> DATA EXTRACT
..........

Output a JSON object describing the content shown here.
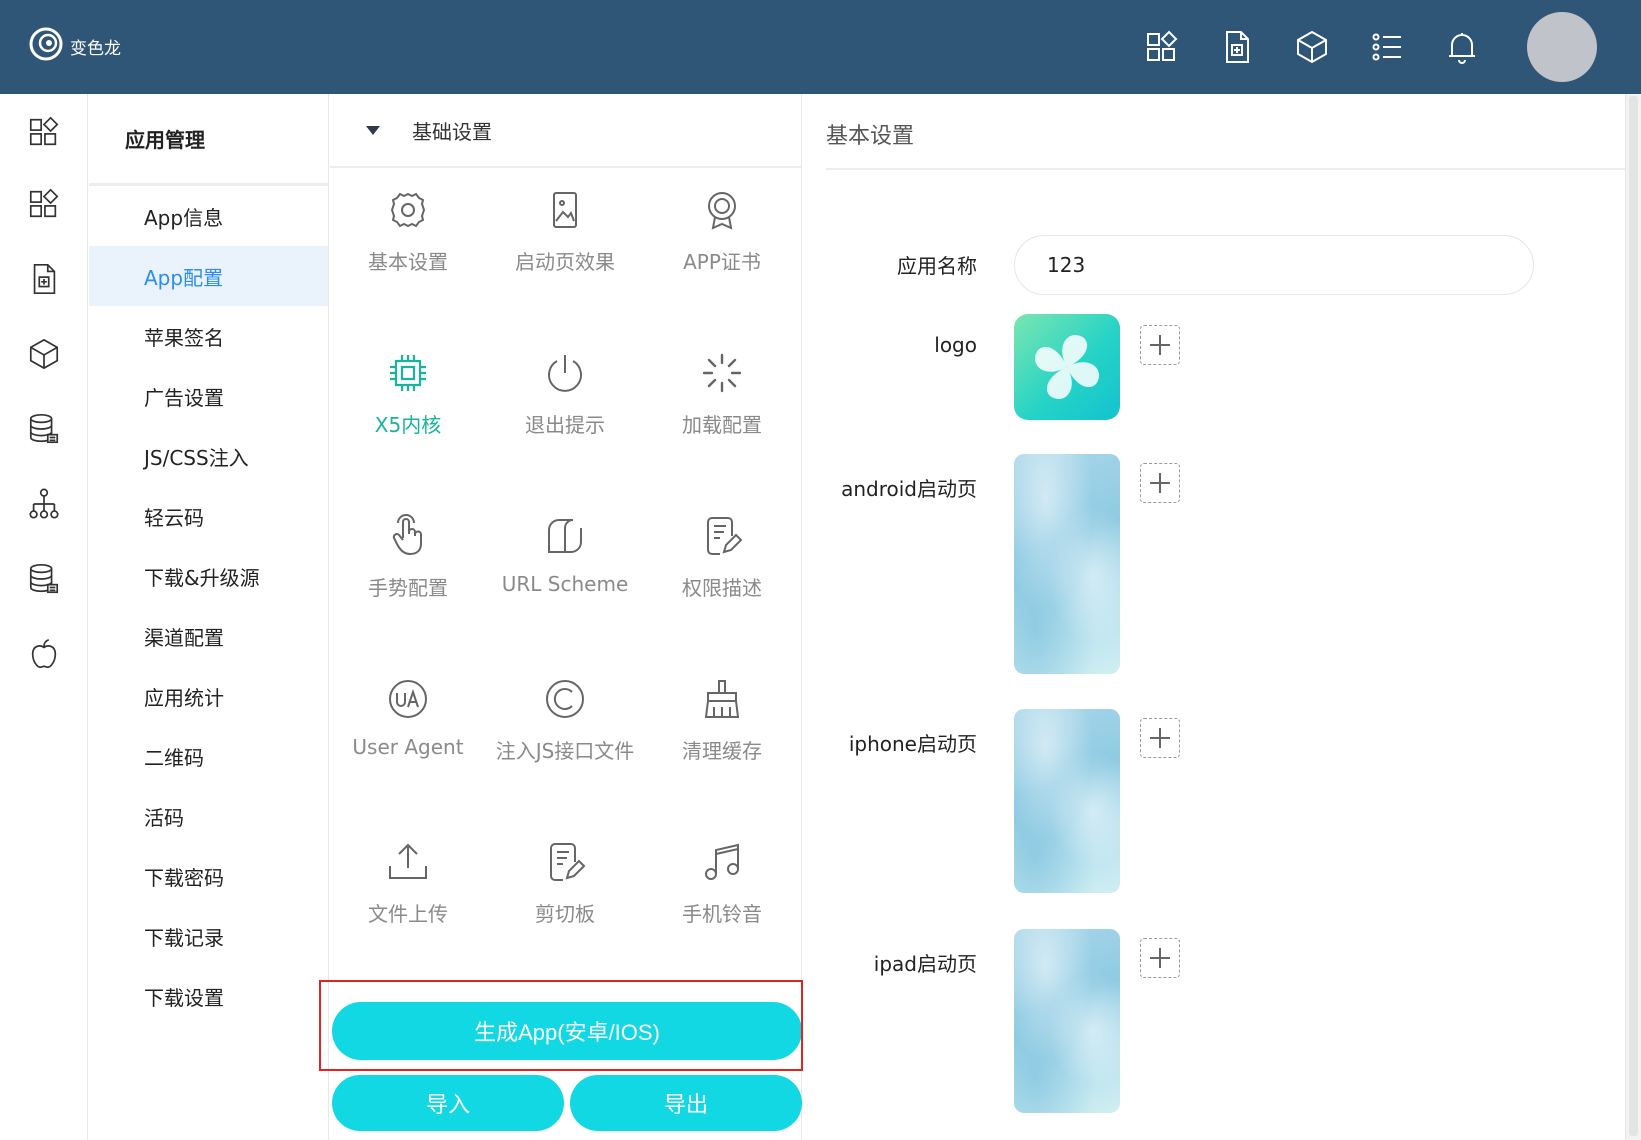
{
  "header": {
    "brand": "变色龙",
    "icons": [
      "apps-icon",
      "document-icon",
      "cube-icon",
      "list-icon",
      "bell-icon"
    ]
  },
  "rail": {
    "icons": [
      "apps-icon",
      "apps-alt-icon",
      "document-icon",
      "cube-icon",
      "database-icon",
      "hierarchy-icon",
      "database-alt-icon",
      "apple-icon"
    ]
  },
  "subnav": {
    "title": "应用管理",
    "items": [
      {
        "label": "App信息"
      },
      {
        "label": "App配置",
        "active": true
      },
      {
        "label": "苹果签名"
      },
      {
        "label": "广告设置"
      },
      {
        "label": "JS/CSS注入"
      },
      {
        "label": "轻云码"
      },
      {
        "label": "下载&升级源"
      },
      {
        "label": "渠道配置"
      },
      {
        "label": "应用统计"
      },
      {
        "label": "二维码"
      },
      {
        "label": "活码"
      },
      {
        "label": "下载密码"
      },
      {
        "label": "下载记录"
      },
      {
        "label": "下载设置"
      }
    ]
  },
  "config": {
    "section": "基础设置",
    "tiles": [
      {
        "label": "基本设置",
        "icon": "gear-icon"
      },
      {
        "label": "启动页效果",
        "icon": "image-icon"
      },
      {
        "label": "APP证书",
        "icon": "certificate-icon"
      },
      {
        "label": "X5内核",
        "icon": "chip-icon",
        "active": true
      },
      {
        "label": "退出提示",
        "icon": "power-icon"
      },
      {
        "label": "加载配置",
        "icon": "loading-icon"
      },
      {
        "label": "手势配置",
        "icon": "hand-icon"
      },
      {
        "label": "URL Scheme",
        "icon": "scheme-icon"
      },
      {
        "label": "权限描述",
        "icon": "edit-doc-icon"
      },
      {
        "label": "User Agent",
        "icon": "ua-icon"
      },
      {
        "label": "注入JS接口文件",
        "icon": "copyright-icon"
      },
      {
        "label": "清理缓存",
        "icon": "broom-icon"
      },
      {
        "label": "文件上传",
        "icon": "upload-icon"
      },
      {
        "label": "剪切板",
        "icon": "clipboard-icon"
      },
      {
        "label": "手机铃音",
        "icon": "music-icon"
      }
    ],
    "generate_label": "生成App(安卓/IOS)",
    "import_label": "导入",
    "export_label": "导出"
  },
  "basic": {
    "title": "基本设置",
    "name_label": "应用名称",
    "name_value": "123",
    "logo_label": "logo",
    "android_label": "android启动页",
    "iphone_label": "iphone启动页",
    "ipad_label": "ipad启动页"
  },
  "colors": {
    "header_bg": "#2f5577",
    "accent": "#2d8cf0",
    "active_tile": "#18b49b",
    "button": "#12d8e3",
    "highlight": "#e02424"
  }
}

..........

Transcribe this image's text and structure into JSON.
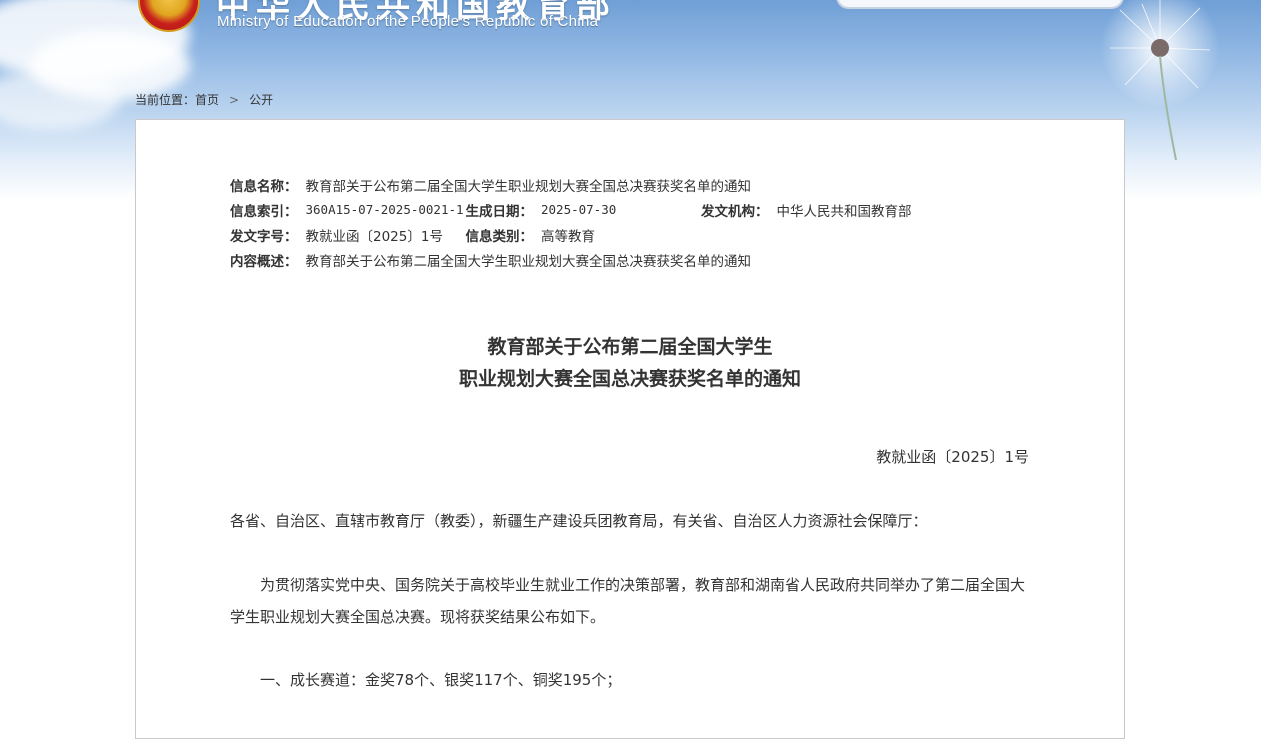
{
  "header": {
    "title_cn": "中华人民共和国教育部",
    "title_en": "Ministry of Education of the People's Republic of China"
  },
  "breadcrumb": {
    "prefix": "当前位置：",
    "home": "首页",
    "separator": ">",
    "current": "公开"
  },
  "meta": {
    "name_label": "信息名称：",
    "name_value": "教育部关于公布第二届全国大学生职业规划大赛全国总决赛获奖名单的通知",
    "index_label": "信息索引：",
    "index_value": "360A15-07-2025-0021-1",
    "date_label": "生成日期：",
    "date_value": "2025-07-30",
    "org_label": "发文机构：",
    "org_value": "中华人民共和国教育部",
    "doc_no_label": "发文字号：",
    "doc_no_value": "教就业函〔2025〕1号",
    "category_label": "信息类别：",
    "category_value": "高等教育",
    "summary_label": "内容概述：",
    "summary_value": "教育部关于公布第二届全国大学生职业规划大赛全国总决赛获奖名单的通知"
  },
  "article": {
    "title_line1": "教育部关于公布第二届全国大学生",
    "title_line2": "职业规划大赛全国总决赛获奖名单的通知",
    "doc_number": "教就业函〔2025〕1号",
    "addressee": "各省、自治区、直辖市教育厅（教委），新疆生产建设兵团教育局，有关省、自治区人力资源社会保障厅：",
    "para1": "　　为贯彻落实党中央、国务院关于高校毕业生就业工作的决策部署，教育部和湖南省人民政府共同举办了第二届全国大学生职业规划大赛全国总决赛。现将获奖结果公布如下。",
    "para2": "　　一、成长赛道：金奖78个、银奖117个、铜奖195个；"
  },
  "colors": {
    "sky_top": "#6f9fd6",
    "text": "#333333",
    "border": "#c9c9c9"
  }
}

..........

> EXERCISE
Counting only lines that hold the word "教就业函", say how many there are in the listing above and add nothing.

> ANSWER SPACE
2